--- Dataset rows describing interfaces ---
════════════════

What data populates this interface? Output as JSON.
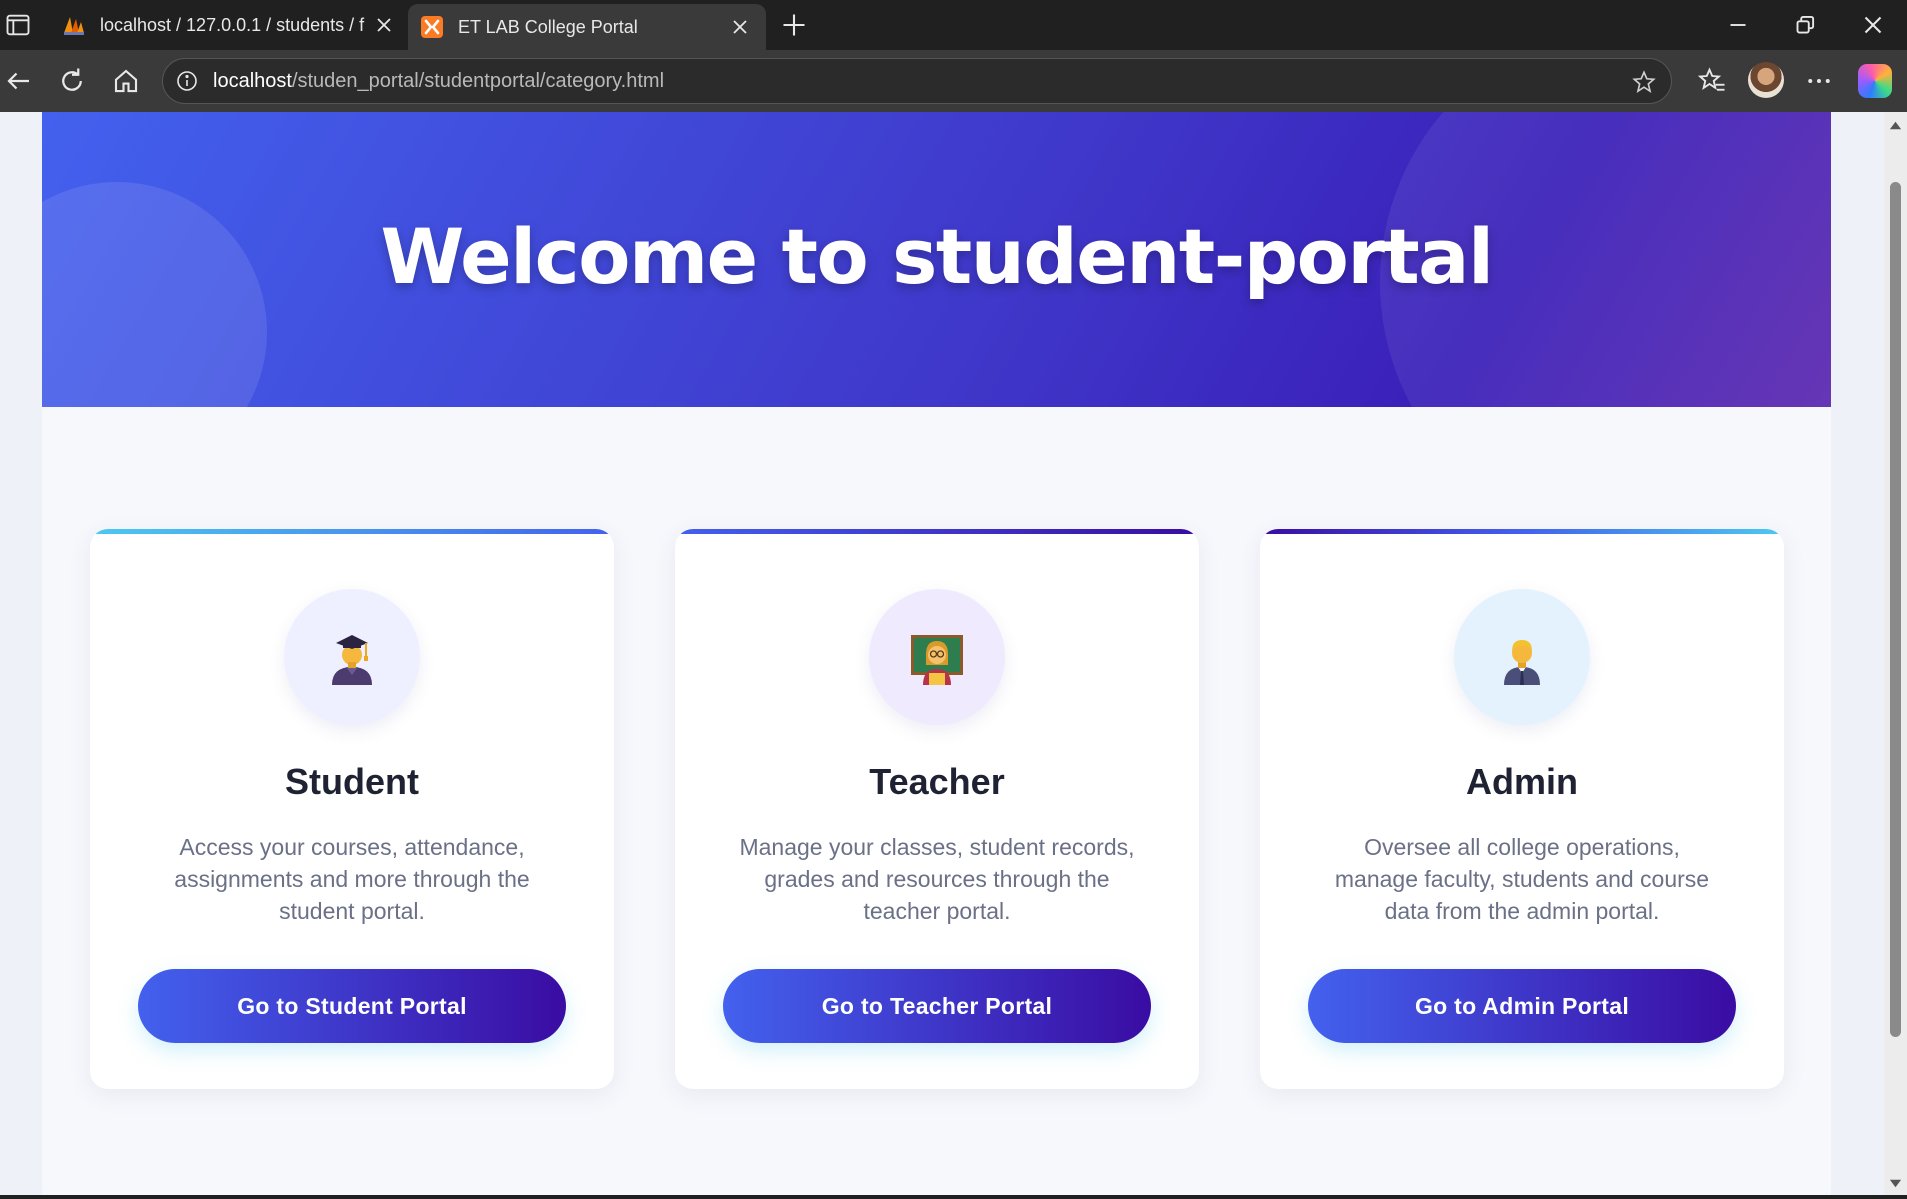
{
  "browser": {
    "tabs": [
      {
        "title": "localhost / 127.0.0.1 / students / f",
        "favicon": "phpmyadmin-icon",
        "active": false
      },
      {
        "title": "ET LAB College Portal",
        "favicon": "xampp-icon",
        "active": true
      }
    ],
    "address": {
      "host": "localhost",
      "path": "/studen_portal/studentportal/category.html"
    }
  },
  "hero": {
    "title": "Welcome to student-portal"
  },
  "cards": [
    {
      "title": "Student",
      "icon": "student-graduate-icon",
      "description": "Access your courses, attendance, assignments and more through the student portal.",
      "button": "Go to Student Portal"
    },
    {
      "title": "Teacher",
      "icon": "teacher-icon",
      "description": "Manage your classes, student records, grades and resources through the teacher portal.",
      "button": "Go to Teacher Portal"
    },
    {
      "title": "Admin",
      "icon": "admin-person-icon",
      "description": "Oversee all college operations, manage faculty, students and course data from the admin portal.",
      "button": "Go to Admin Portal"
    }
  ],
  "colors": {
    "primary": "#4361ee",
    "secondary": "#3a0ca3",
    "accent": "#4cc9f0"
  }
}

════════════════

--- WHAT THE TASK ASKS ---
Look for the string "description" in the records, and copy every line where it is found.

--- WRITTEN ANSWER ---
      "description": "Access your courses, attendance, assignments and more through the student portal.",
      "description": "Manage your classes, student records, grades and resources through the teacher portal.",
      "description": "Oversee all college operations, manage faculty, students and course data from the admin portal.",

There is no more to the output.